  • Diabetes
  • Low global risk of CHD (less than 6%)
  • Dementia or other severe cognitive dysfunction
  • Blindness
  • Serious medical illness that would make the individual a poor candidate for the study (e.g., kidney failure, liver cirrhosis, HIV, non-skin cancer, any other illness for which their life expectancy is projected at less than 5 years)
  • Inability to speak and understand English
  • Participation in the preliminary study or in cognitive testing of intervention components
  Contacts and Locations
Choosing to participate in a study is an important personal decision. Talk with your doctor and family members or friends about deciding to join a study. To learn more about this study, you or your doctor may contact the study research staff using the Contacts provided below.
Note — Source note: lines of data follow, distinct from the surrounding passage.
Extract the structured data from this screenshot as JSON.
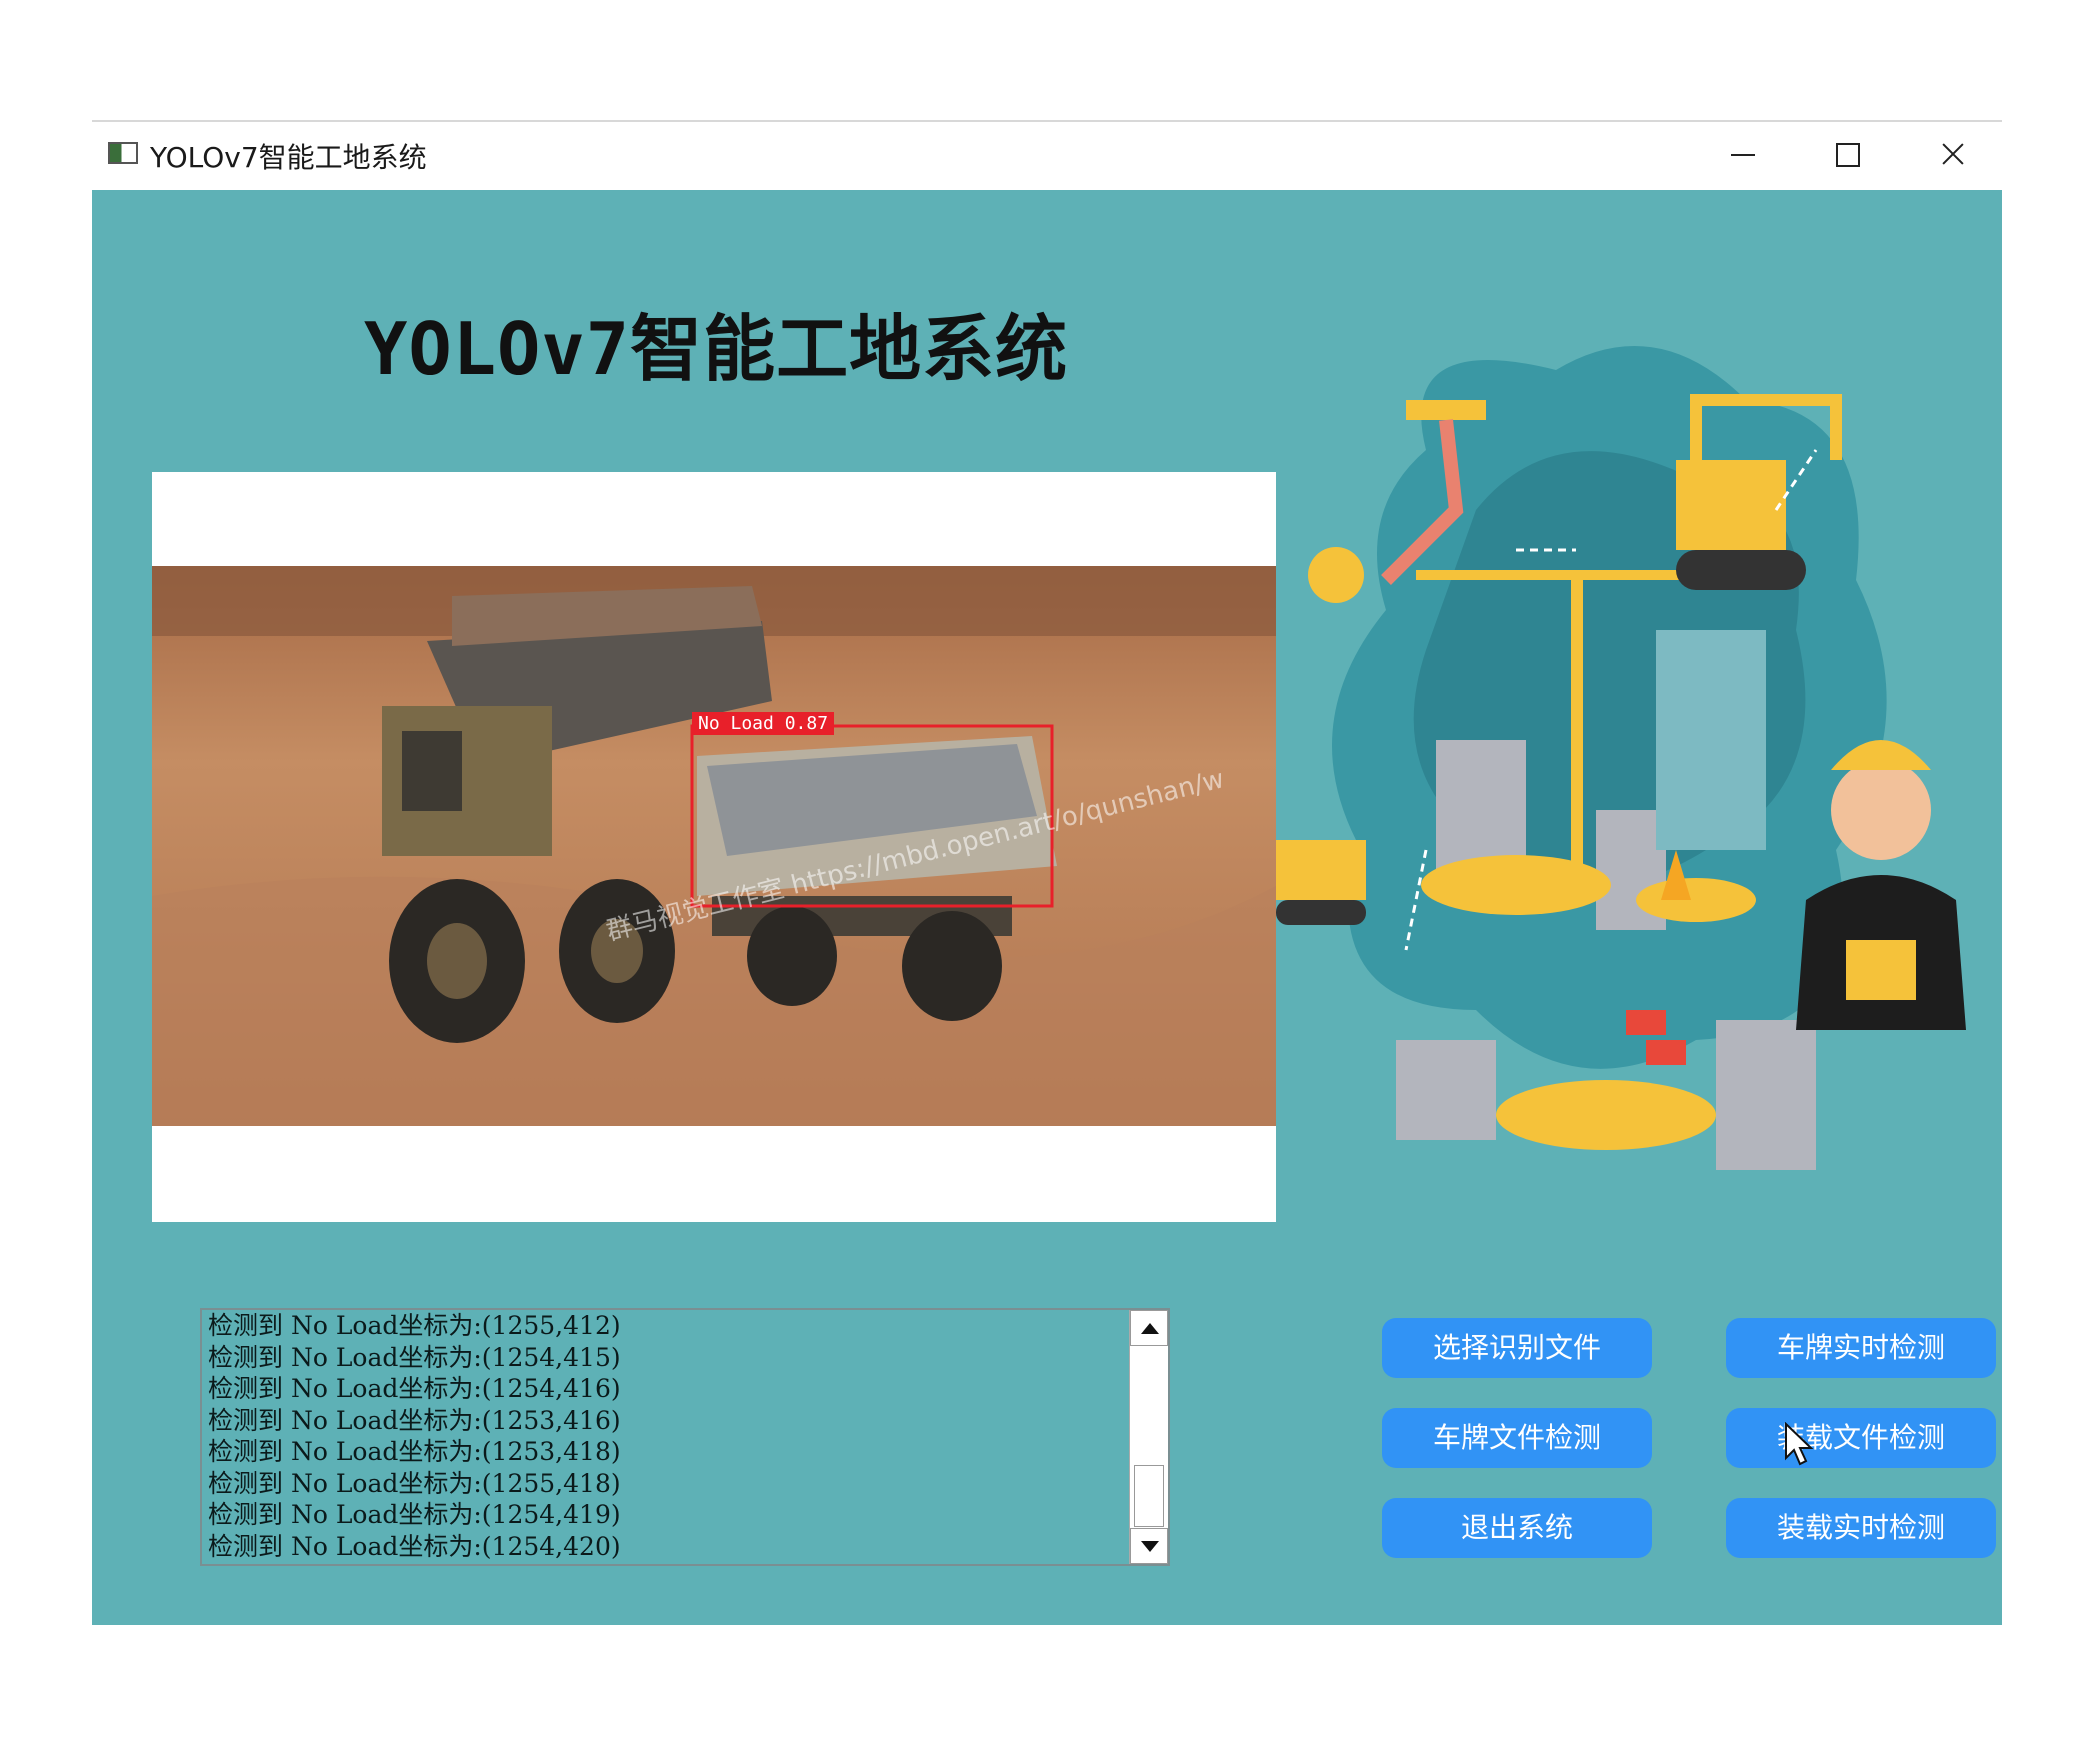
{
  "window": {
    "title": "YOLOv7智能工地系统",
    "controls": [
      "minimize-icon",
      "maximize-icon",
      "close-icon"
    ]
  },
  "app": {
    "heading": "YOLOv7智能工地系统"
  },
  "detection": {
    "label": "No Load 0.87",
    "watermark": "群马视觉工作室 https://mbd.open.art/o/qunshan/w",
    "box_color": "#e8202a"
  },
  "log": {
    "lines": [
      "检测到 No Load坐标为:(1255,412)",
      "检测到 No Load坐标为:(1254,415)",
      "检测到 No Load坐标为:(1254,416)",
      "检测到 No Load坐标为:(1253,416)",
      "检测到 No Load坐标为:(1253,418)",
      "检测到 No Load坐标为:(1255,418)",
      "检测到 No Load坐标为:(1254,419)",
      "检测到 No Load坐标为:(1254,420)"
    ]
  },
  "buttons": {
    "select_file": "选择识别文件",
    "plate_realtime": "车牌实时检测",
    "plate_file": "车牌文件检测",
    "load_file": "装载文件检测",
    "exit": "退出系统",
    "load_realtime": "装载实时检测"
  },
  "colors": {
    "background": "#5eb1b6",
    "button": "#3193f5",
    "button_text": "#ffffff"
  }
}
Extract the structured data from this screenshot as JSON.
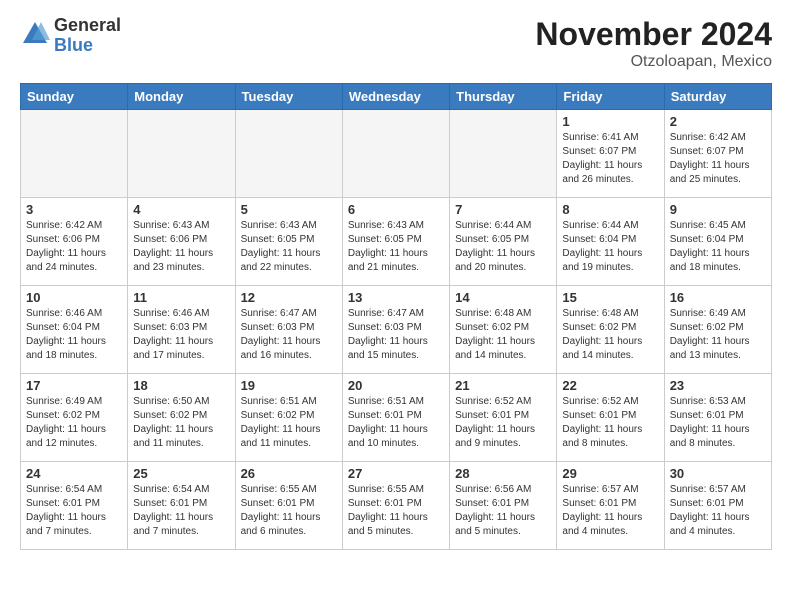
{
  "logo": {
    "general": "General",
    "blue": "Blue"
  },
  "header": {
    "month": "November 2024",
    "location": "Otzoloapan, Mexico"
  },
  "weekdays": [
    "Sunday",
    "Monday",
    "Tuesday",
    "Wednesday",
    "Thursday",
    "Friday",
    "Saturday"
  ],
  "weeks": [
    [
      {
        "day": "",
        "info": ""
      },
      {
        "day": "",
        "info": ""
      },
      {
        "day": "",
        "info": ""
      },
      {
        "day": "",
        "info": ""
      },
      {
        "day": "",
        "info": ""
      },
      {
        "day": "1",
        "info": "Sunrise: 6:41 AM\nSunset: 6:07 PM\nDaylight: 11 hours and 26 minutes."
      },
      {
        "day": "2",
        "info": "Sunrise: 6:42 AM\nSunset: 6:07 PM\nDaylight: 11 hours and 25 minutes."
      }
    ],
    [
      {
        "day": "3",
        "info": "Sunrise: 6:42 AM\nSunset: 6:06 PM\nDaylight: 11 hours and 24 minutes."
      },
      {
        "day": "4",
        "info": "Sunrise: 6:43 AM\nSunset: 6:06 PM\nDaylight: 11 hours and 23 minutes."
      },
      {
        "day": "5",
        "info": "Sunrise: 6:43 AM\nSunset: 6:05 PM\nDaylight: 11 hours and 22 minutes."
      },
      {
        "day": "6",
        "info": "Sunrise: 6:43 AM\nSunset: 6:05 PM\nDaylight: 11 hours and 21 minutes."
      },
      {
        "day": "7",
        "info": "Sunrise: 6:44 AM\nSunset: 6:05 PM\nDaylight: 11 hours and 20 minutes."
      },
      {
        "day": "8",
        "info": "Sunrise: 6:44 AM\nSunset: 6:04 PM\nDaylight: 11 hours and 19 minutes."
      },
      {
        "day": "9",
        "info": "Sunrise: 6:45 AM\nSunset: 6:04 PM\nDaylight: 11 hours and 18 minutes."
      }
    ],
    [
      {
        "day": "10",
        "info": "Sunrise: 6:46 AM\nSunset: 6:04 PM\nDaylight: 11 hours and 18 minutes."
      },
      {
        "day": "11",
        "info": "Sunrise: 6:46 AM\nSunset: 6:03 PM\nDaylight: 11 hours and 17 minutes."
      },
      {
        "day": "12",
        "info": "Sunrise: 6:47 AM\nSunset: 6:03 PM\nDaylight: 11 hours and 16 minutes."
      },
      {
        "day": "13",
        "info": "Sunrise: 6:47 AM\nSunset: 6:03 PM\nDaylight: 11 hours and 15 minutes."
      },
      {
        "day": "14",
        "info": "Sunrise: 6:48 AM\nSunset: 6:02 PM\nDaylight: 11 hours and 14 minutes."
      },
      {
        "day": "15",
        "info": "Sunrise: 6:48 AM\nSunset: 6:02 PM\nDaylight: 11 hours and 14 minutes."
      },
      {
        "day": "16",
        "info": "Sunrise: 6:49 AM\nSunset: 6:02 PM\nDaylight: 11 hours and 13 minutes."
      }
    ],
    [
      {
        "day": "17",
        "info": "Sunrise: 6:49 AM\nSunset: 6:02 PM\nDaylight: 11 hours and 12 minutes."
      },
      {
        "day": "18",
        "info": "Sunrise: 6:50 AM\nSunset: 6:02 PM\nDaylight: 11 hours and 11 minutes."
      },
      {
        "day": "19",
        "info": "Sunrise: 6:51 AM\nSunset: 6:02 PM\nDaylight: 11 hours and 11 minutes."
      },
      {
        "day": "20",
        "info": "Sunrise: 6:51 AM\nSunset: 6:01 PM\nDaylight: 11 hours and 10 minutes."
      },
      {
        "day": "21",
        "info": "Sunrise: 6:52 AM\nSunset: 6:01 PM\nDaylight: 11 hours and 9 minutes."
      },
      {
        "day": "22",
        "info": "Sunrise: 6:52 AM\nSunset: 6:01 PM\nDaylight: 11 hours and 8 minutes."
      },
      {
        "day": "23",
        "info": "Sunrise: 6:53 AM\nSunset: 6:01 PM\nDaylight: 11 hours and 8 minutes."
      }
    ],
    [
      {
        "day": "24",
        "info": "Sunrise: 6:54 AM\nSunset: 6:01 PM\nDaylight: 11 hours and 7 minutes."
      },
      {
        "day": "25",
        "info": "Sunrise: 6:54 AM\nSunset: 6:01 PM\nDaylight: 11 hours and 7 minutes."
      },
      {
        "day": "26",
        "info": "Sunrise: 6:55 AM\nSunset: 6:01 PM\nDaylight: 11 hours and 6 minutes."
      },
      {
        "day": "27",
        "info": "Sunrise: 6:55 AM\nSunset: 6:01 PM\nDaylight: 11 hours and 5 minutes."
      },
      {
        "day": "28",
        "info": "Sunrise: 6:56 AM\nSunset: 6:01 PM\nDaylight: 11 hours and 5 minutes."
      },
      {
        "day": "29",
        "info": "Sunrise: 6:57 AM\nSunset: 6:01 PM\nDaylight: 11 hours and 4 minutes."
      },
      {
        "day": "30",
        "info": "Sunrise: 6:57 AM\nSunset: 6:01 PM\nDaylight: 11 hours and 4 minutes."
      }
    ]
  ]
}
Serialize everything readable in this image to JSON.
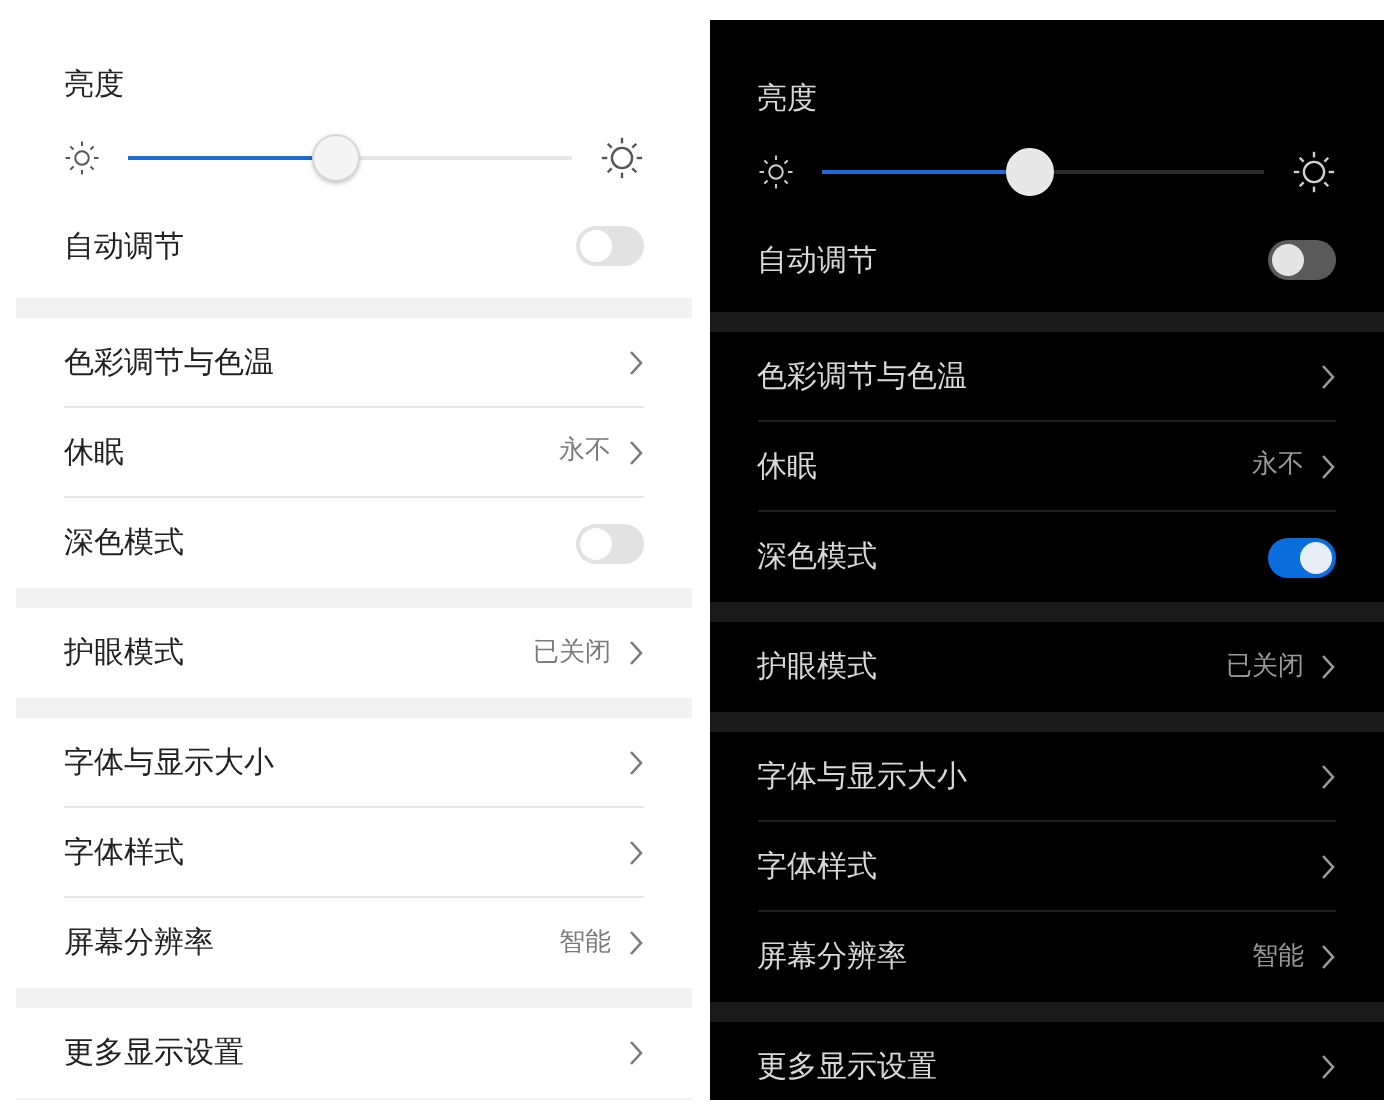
{
  "screens": [
    {
      "dark": false,
      "sections": [
        {
          "items": [
            {
              "kind": "heading",
              "label": "亮度"
            },
            {
              "kind": "slider",
              "level": 0.47
            },
            {
              "kind": "toggle",
              "label": "自动调节",
              "on": false
            }
          ]
        },
        {
          "items": [
            {
              "kind": "link",
              "label": "色彩调节与色温"
            },
            {
              "kind": "link",
              "label": "休眠",
              "value": "永不"
            },
            {
              "kind": "toggle",
              "label": "深色模式",
              "on": false
            }
          ]
        },
        {
          "items": [
            {
              "kind": "link",
              "label": "护眼模式",
              "value": "已关闭"
            }
          ]
        },
        {
          "items": [
            {
              "kind": "link",
              "label": "字体与显示大小"
            },
            {
              "kind": "link",
              "label": "字体样式"
            },
            {
              "kind": "link",
              "label": "屏幕分辨率",
              "value": "智能"
            }
          ]
        },
        {
          "items": [
            {
              "kind": "link",
              "label": "更多显示设置"
            }
          ]
        }
      ]
    },
    {
      "dark": true,
      "sections": [
        {
          "items": [
            {
              "kind": "heading",
              "label": "亮度"
            },
            {
              "kind": "slider",
              "level": 0.47
            },
            {
              "kind": "toggle",
              "label": "自动调节",
              "on": false
            }
          ]
        },
        {
          "items": [
            {
              "kind": "link",
              "label": "色彩调节与色温"
            },
            {
              "kind": "link",
              "label": "休眠",
              "value": "永不"
            },
            {
              "kind": "toggle",
              "label": "深色模式",
              "on": true
            }
          ]
        },
        {
          "items": [
            {
              "kind": "link",
              "label": "护眼模式",
              "value": "已关闭"
            }
          ]
        },
        {
          "items": [
            {
              "kind": "link",
              "label": "字体与显示大小"
            },
            {
              "kind": "link",
              "label": "字体样式"
            },
            {
              "kind": "link",
              "label": "屏幕分辨率",
              "value": "智能"
            }
          ]
        },
        {
          "items": [
            {
              "kind": "link",
              "label": "更多显示设置"
            }
          ]
        }
      ]
    }
  ]
}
For general information, see Learn About Clinical Studies.

Please refer to this study by its ClinicalTrials.gov identifier: NCT00494052

Locations
United States, North Carolina
UNC General Internal Medicine Clinic
Chapel Hill, North Carolina, United States, 27599
University of North Carolina
Chapel Hill, North Carolina, United States, 27599
Sponsors and Collaborators
University of North Carolina, Chapel Hill
Investigators
Principal Investigator: Stacey L. Sheridan, MD, MPH University of North Carolina, Chapel Hill
  More Information

Additional Information:
Publications:
Additional publications automatically indexed to this study by ClinicalTrials.gov Identifier (NCT Number):
Responsible Party: Stacey Sheridan, MD, Stacey L. Sheridan, MD, MPH, University of North Carolina, Chapel Hill
ClinicalTrials.gov Identifier: NCT00494052     History of Changes
Other Study ID Numbers: 490, K23HL074375-02, K23 HL074375-02
Study First Received: June 28, 2007
Last Updated: January 25, 2013
Health Authority: United States: Federal Government

Keywords provided by University of North Carolina, Chapel Hill:
Coronary Heart Disease
Choice Behavior
Risk Factors
Risk Assessment
Primary Prevention
Decision Making
Decision Aids
Patient Compliance

Additional relevant MeSH terms:
Cardiovascular Diseases
Coronary Artery Disease
Coronary Disease
Myocardial Ischemia
Arterial Occlusive Diseases
Arteriosclerosis
Heart Diseases
Vascular Diseases

ClinicalTrials.gov processed this record on October 23, 2014